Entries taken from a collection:
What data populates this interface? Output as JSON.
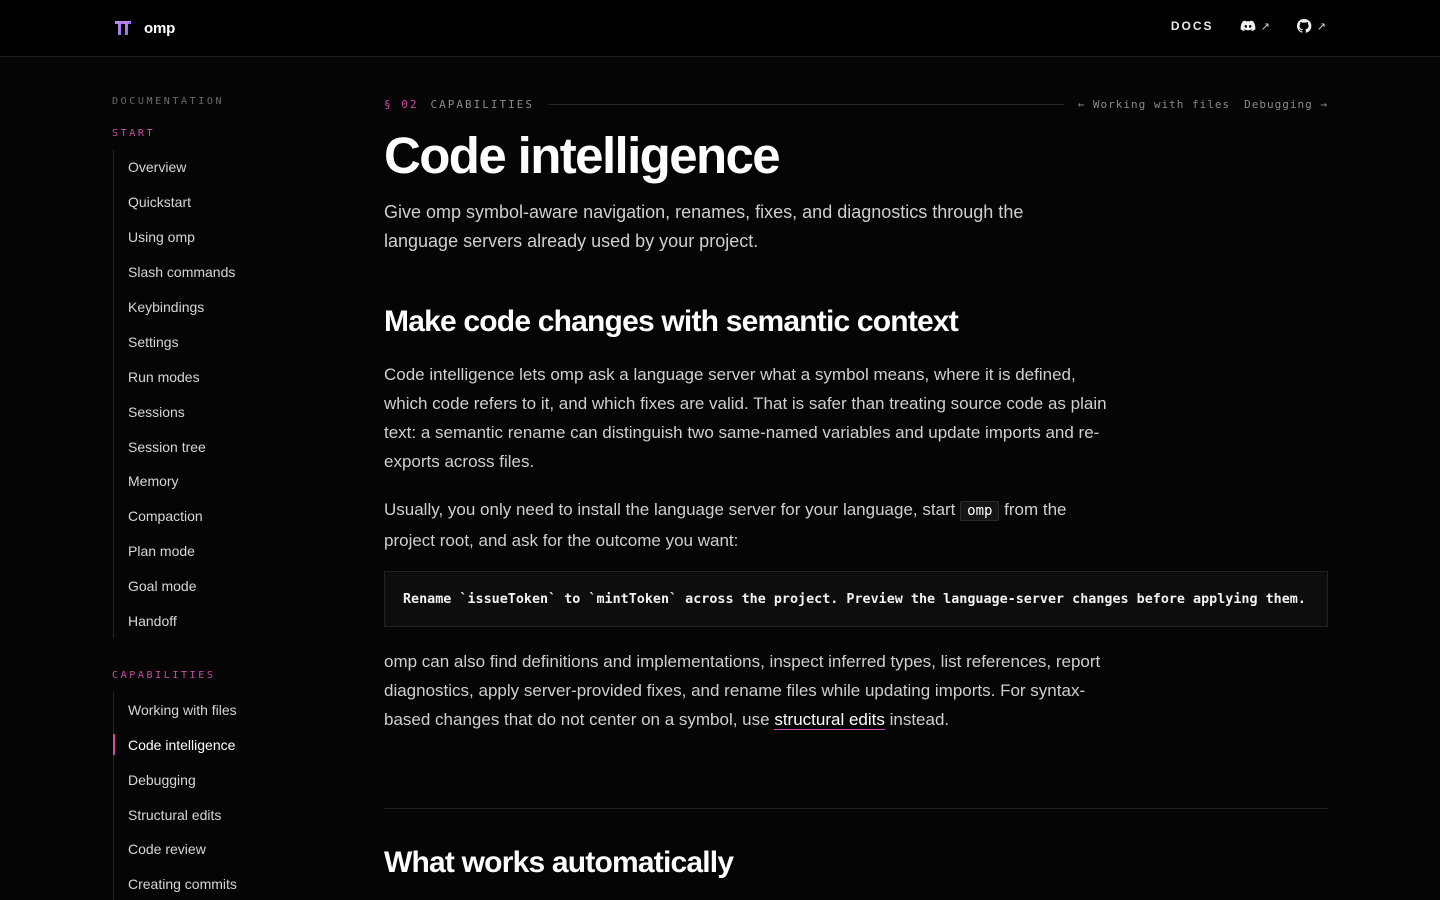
{
  "header": {
    "brand_name": "omp",
    "docs_label": "DOCS",
    "discord_arrow": "↗",
    "github_arrow": "↗"
  },
  "sidebar": {
    "heading": "DOCUMENTATION",
    "sections": [
      {
        "title": "START",
        "items": [
          {
            "label": "Overview"
          },
          {
            "label": "Quickstart"
          },
          {
            "label": "Using omp"
          },
          {
            "label": "Slash commands"
          },
          {
            "label": "Keybindings"
          },
          {
            "label": "Settings"
          },
          {
            "label": "Run modes"
          },
          {
            "label": "Sessions"
          },
          {
            "label": "Session tree"
          },
          {
            "label": "Memory"
          },
          {
            "label": "Compaction"
          },
          {
            "label": "Plan mode"
          },
          {
            "label": "Goal mode"
          },
          {
            "label": "Handoff"
          }
        ]
      },
      {
        "title": "CAPABILITIES",
        "items": [
          {
            "label": "Working with files"
          },
          {
            "label": "Code intelligence",
            "active": true
          },
          {
            "label": "Debugging"
          },
          {
            "label": "Structural edits"
          },
          {
            "label": "Code review"
          },
          {
            "label": "Creating commits"
          }
        ]
      }
    ]
  },
  "breadcrumb": {
    "section_number": "§ 02",
    "section_name": "CAPABILITIES",
    "prev_label": "← Working with files",
    "next_label": "Debugging →"
  },
  "article": {
    "title": "Code intelligence",
    "lead": "Give omp symbol-aware navigation, renames, fixes, and diagnostics through the language servers already used by your project.",
    "section1_heading": "Make code changes with semantic context",
    "p1": "Code intelligence lets omp ask a language server what a symbol means, where it is defined, which code refers to it, and which fixes are valid. That is safer than treating source code as plain text: a semantic rename can distinguish two same-named variables and update imports and re-exports across files.",
    "p2_before": "Usually, you only need to install the language server for your language, start ",
    "p2_code": "omp",
    "p2_after": " from the project root, and ask for the outcome you want:",
    "code_example": "Rename `issueToken` to `mintToken` across the project. Preview the language-server changes before applying them.",
    "p3_before": "omp can also find definitions and implementations, inspect inferred types, list references, report diagnostics, apply server-provided fixes, and rename files while updating imports. For syntax-based changes that do not center on a symbol, use ",
    "p3_link": "structural edits",
    "p3_after": " instead.",
    "section2_heading": "What works automatically"
  },
  "colors": {
    "accent": "#d04aa8",
    "background": "#050505",
    "topbar": "#000000"
  }
}
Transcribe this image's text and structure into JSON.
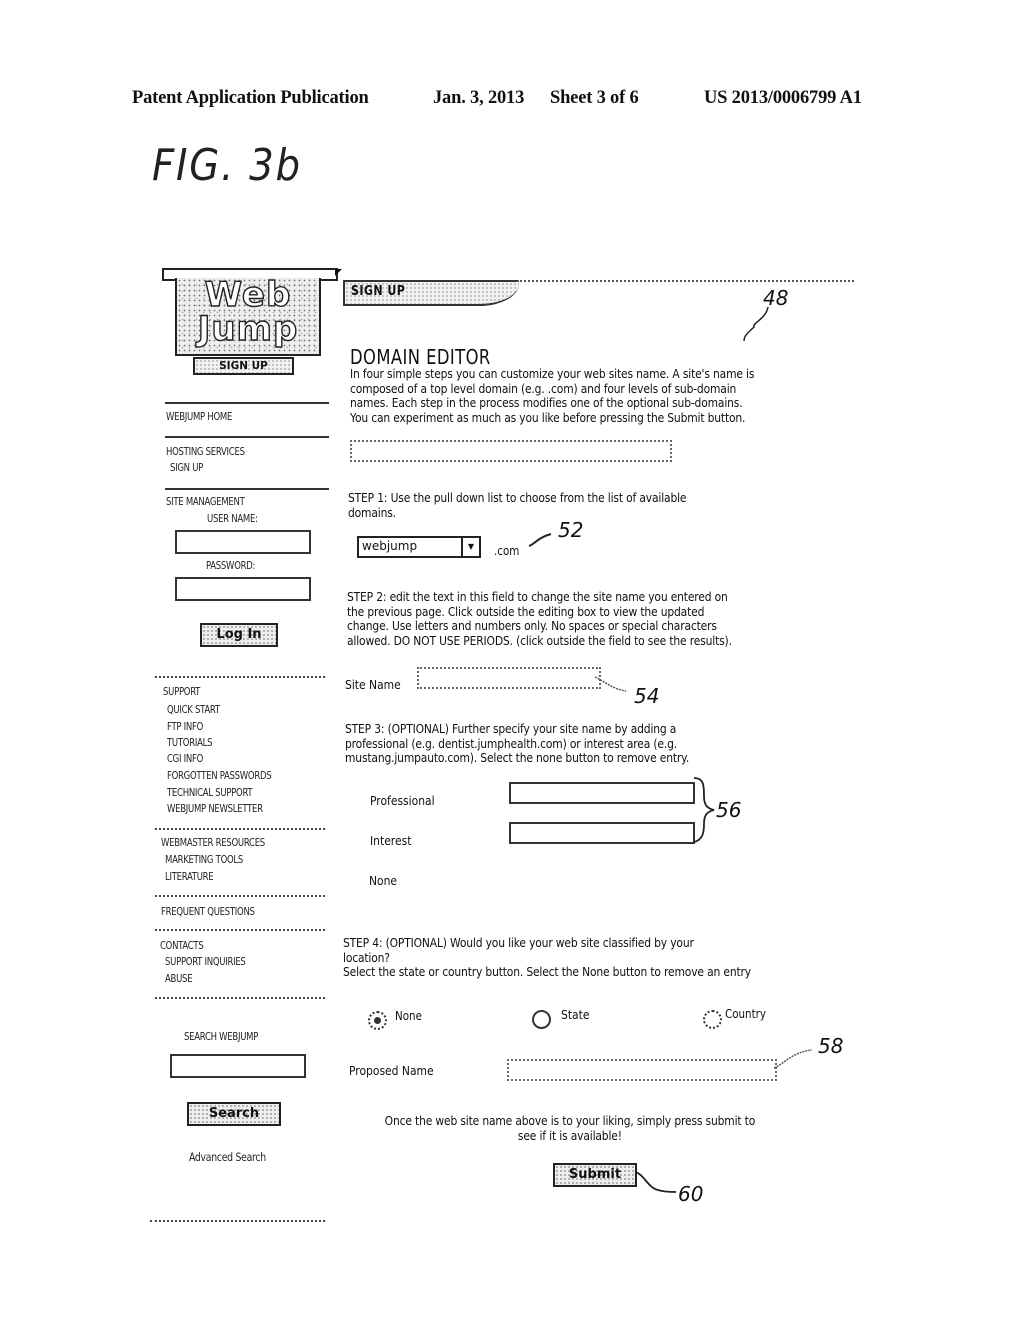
{
  "patent_header": {
    "left": "Patent Application Publication",
    "date": "Jan. 3, 2013",
    "sheet": "Sheet 3 of 6",
    "number": "US 2013/0006799 A1"
  },
  "figure_label": "FIG. 3b",
  "logo": {
    "line1": "Web",
    "line2": "Jump",
    "signup_label": "SIGN UP"
  },
  "sidebar": {
    "home": "WEBJUMP HOME",
    "hosting": {
      "heading": "HOSTING SERVICES",
      "item": "SIGN UP"
    },
    "site_management": {
      "heading": "SITE MANAGEMENT",
      "username_label": "USER NAME:",
      "username_value": "",
      "password_label": "PASSWORD:",
      "password_value": "",
      "login_button": "Log In"
    },
    "support": {
      "heading": "SUPPORT",
      "items": [
        "QUICK START",
        "FTP INFO",
        "TUTORIALS",
        "CGI INFO",
        "FORGOTTEN PASSWORDS",
        "TECHNICAL SUPPORT",
        "WEBJUMP NEWSLETTER"
      ]
    },
    "webmaster": {
      "heading": "WEBMASTER RESOURCES",
      "items": [
        "MARKETING  TOOLS",
        "LITERATURE"
      ]
    },
    "faq": "FREQUENT QUESTIONS",
    "contacts": {
      "heading": "CONTACTS",
      "items": [
        "SUPPORT INQUIRIES",
        "ABUSE"
      ]
    },
    "search": {
      "label": "SEARCH WEBJUMP",
      "value": "",
      "button": "Search",
      "advanced": "Advanced Search"
    }
  },
  "main": {
    "tab_label": "SIGN UP",
    "title": "DOMAIN EDITOR",
    "intro": "In four simple steps you can customize your web sites name.  A site's name is\ncomposed of a top level domain (e.g. .com) and four levels of sub-domain\nnames.  Each step in the process modifies one of the optional sub-domains.\nYou can experiment as much as you like before pressing the Submit button.",
    "preview_value": "",
    "step1": {
      "text": "STEP 1: Use the pull down list to choose from the list of available\ndomains.",
      "select_value": "webjump",
      "suffix": ".com"
    },
    "step2": {
      "text": "STEP 2: edit the text in this field to change the site name you entered on\nthe previous page.  Click outside the editing box to view the updated\nchange.  Use letters and numbers only.  No spaces or special characters\nallowed.  DO NOT USE PERIODS.  (click outside the field to see the results).",
      "site_name_label": "Site Name",
      "site_name_value": ""
    },
    "step3": {
      "text": "STEP 3:  (OPTIONAL) Further specify your site name by adding a\nprofessional (e.g. dentist.jumphealth.com) or interest area (e.g.\nmustang.jumpauto.com).  Select the none button to remove entry.",
      "professional_label": "Professional",
      "professional_value": "",
      "interest_label": "Interest",
      "interest_value": "",
      "none_label": "None"
    },
    "step4": {
      "text": "STEP 4: (OPTIONAL) Would you like your web site classified by your\nlocation?\nSelect the state or country button.  Select the None button to remove an entry",
      "options": [
        {
          "label": "None",
          "selected": true
        },
        {
          "label": "State",
          "selected": false
        },
        {
          "label": "Country",
          "selected": false
        }
      ],
      "proposed_label": "Proposed Name",
      "proposed_value": ""
    },
    "closing_text": "Once the web site name above is to your liking, simply press submit to\nsee if it is available!",
    "submit_button": "Submit"
  },
  "reference_numerals": {
    "page": "48",
    "domain_select": "52",
    "site_name": "54",
    "subdomain_fields": "56",
    "proposed_name": "58",
    "submit": "60"
  }
}
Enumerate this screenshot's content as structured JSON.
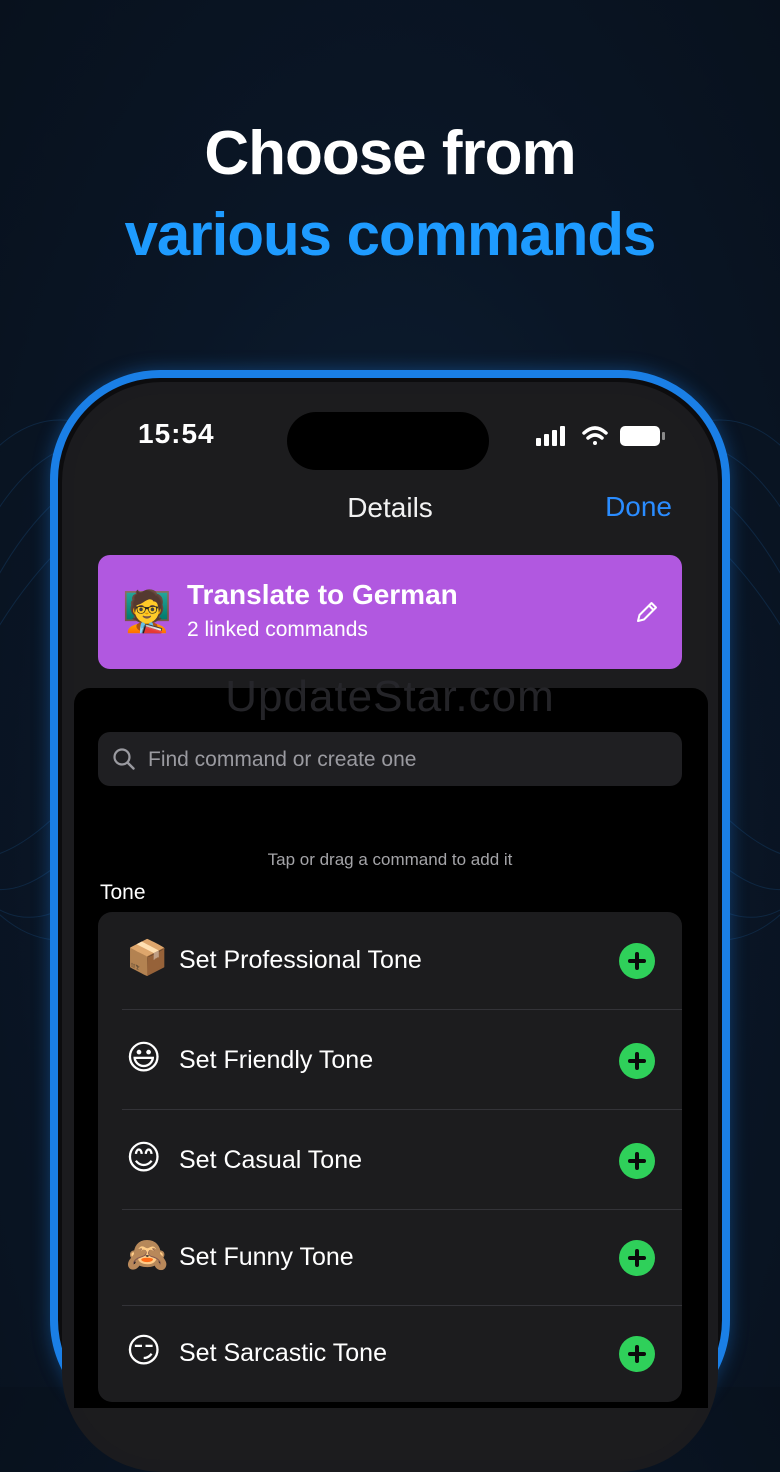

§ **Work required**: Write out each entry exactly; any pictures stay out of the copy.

§ **Task solution**:
What data populates this interface? Output as JSON.
{
  "header": {
    "brand_name": "omp",
    "docs_label": "DOCS",
    "discord_arrow": "↗",
    "github_arrow": "↗"
  },
  "sidebar": {
    "heading": "DOCUMENTATION",
    "sections": [
      {
        "title": "START",
        "items": [
          {
            "label": "Overview"
          },
          {
            "label": "Quickstart"
          },
          {
            "label": "Using omp"
          },
          {
            "label": "Slash commands"
          },
          {
            "label": "Keybindings"
          },
          {
            "label": "Settings"
          },
          {
            "label": "Run modes"
          },
          {
            "label": "Sessions"
          },
          {
            "label": "Session tree"
          },
          {
            "label": "Memory"
          },
          {
            "label": "Compaction"
          },
          {
            "label": "Plan mode"
          },
          {
            "label": "Goal mode"
          },
          {
            "label": "Handoff"
          }
        ]
      },
      {
        "title": "CAPABILITIES",
        "items": [
          {
            "label": "Working with files"
          },
          {
            "label": "Code intelligence",
            "active": true
          },
          {
            "label": "Debugging"
          },
          {
            "label": "Structural edits"
          },
          {
            "label": "Code review"
          },
          {
            "label": "Creating commits"
          }
        ]
      }
    ]
  },
  "breadcrumb": {
    "section_number": "§ 02",
    "section_name": "CAPABILITIES",
    "prev_label": "← Working with files",
    "next_label": "Debugging →"
  },
  "article": {
    "title": "Code intelligence",
    "lead": "Give omp symbol-aware navigation, renames, fixes, and diagnostics through the language servers already used by your project.",
    "section1_heading": "Make code changes with semantic context",
    "p1": "Code intelligence lets omp ask a language server what a symbol means, where it is defined, which code refers to it, and which fixes are valid. That is safer than treating source code as plain text: a semantic rename can distinguish two same-named variables and update imports and re-exports across files.",
    "p2_before": "Usually, you only need to install the language server for your language, start ",
    "p2_code": "omp",
    "p2_after": " from the project root, and ask for the outcome you want:",
    "code_example": "Rename `issueToken` to `mintToken` across the project. Preview the language-server changes before applying them.",
    "p3_before": "omp can also find definitions and implementations, inspect inferred types, list references, report diagnostics, apply server-provided fixes, and rename files while updating imports. For syntax-based changes that do not center on a symbol, use ",
    "p3_link": "structural edits",
    "p3_after": " instead.",
    "section2_heading": "What works automatically"
  },
  "colors": {
    "accent": "#d04aa8",
    "background": "#050505",
    "topbar": "#000000"
  }
}
Transcribe this image's text and structure into JSON.
{
  "patent_header": {
    "left": "Patent Application Publication",
    "date": "Jan. 3, 2013",
    "sheet": "Sheet 3 of 6",
    "number": "US 2013/0006799 A1"
  },
  "figure_label": "FIG. 3b",
  "logo": {
    "line1": "Web",
    "line2": "Jump",
    "signup_label": "SIGN UP"
  },
  "sidebar": {
    "home": "WEBJUMP HOME",
    "hosting": {
      "heading": "HOSTING SERVICES",
      "item": "SIGN UP"
    },
    "site_management": {
      "heading": "SITE MANAGEMENT",
      "username_label": "USER NAME:",
      "username_value": "",
      "password_label": "PASSWORD:",
      "password_value": "",
      "login_button": "Log In"
    },
    "support": {
      "heading": "SUPPORT",
      "items": [
        "QUICK START",
        "FTP INFO",
        "TUTORIALS",
        "CGI INFO",
        "FORGOTTEN PASSWORDS",
        "TECHNICAL SUPPORT",
        "WEBJUMP NEWSLETTER"
      ]
    },
    "webmaster": {
      "heading": "WEBMASTER RESOURCES",
      "items": [
        "MARKETING  TOOLS",
        "LITERATURE"
      ]
    },
    "faq": "FREQUENT QUESTIONS",
    "contacts": {
      "heading": "CONTACTS",
      "items": [
        "SUPPORT INQUIRIES",
        "ABUSE"
      ]
    },
    "search": {
      "label": "SEARCH WEBJUMP",
      "value": "",
      "button": "Search",
      "advanced": "Advanced Search"
    }
  },
  "main": {
    "tab_label": "SIGN UP",
    "title": "DOMAIN EDITOR",
    "intro": "In four simple steps you can customize your web sites name.  A site's name is\ncomposed of a top level domain (e.g. .com) and four levels of sub-domain\nnames.  Each step in the process modifies one of the optional sub-domains.\nYou can experiment as much as you like before pressing the Submit button.",
    "preview_value": "",
    "step1": {
      "text": "STEP 1: Use the pull down list to choose from the list of available\ndomains.",
      "select_value": "webjump",
      "suffix": ".com"
    },
    "step2": {
      "text": "STEP 2: edit the text in this field to change the site name you entered on\nthe previous page.  Click outside the editing box to view the updated\nchange.  Use letters and numbers only.  No spaces or special characters\nallowed.  DO NOT USE PERIODS.  (click outside the field to see the results).",
      "site_name_label": "Site Name",
      "site_name_value": ""
    },
    "step3": {
      "text": "STEP 3:  (OPTIONAL) Further specify your site name by adding a\nprofessional (e.g. dentist.jumphealth.com) or interest area (e.g.\nmustang.jumpauto.com).  Select the none button to remove entry.",
      "professional_label": "Professional",
      "professional_value": "",
      "interest_label": "Interest",
      "interest_value": "",
      "none_label": "None"
    },
    "step4": {
      "text": "STEP 4: (OPTIONAL) Would you like your web site classified by your\nlocation?\nSelect the state or country button.  Select the None button to remove an entry",
      "options": [
        {
          "label": "None",
          "selected": true
        },
        {
          "label": "State",
          "selected": false
        },
        {
          "label": "Country",
          "selected": false
        }
      ],
      "proposed_label": "Proposed Name",
      "proposed_value": ""
    },
    "closing_text": "Once the web site name above is to your liking, simply press submit to\nsee if it is available!",
    "submit_button": "Submit"
  },
  "reference_numerals": {
    "page": "48",
    "domain_select": "52",
    "site_name": "54",
    "subdomain_fields": "56",
    "proposed_name": "58",
    "submit": "60"
  }
}
Enumerate this screenshot's content as structured JSON.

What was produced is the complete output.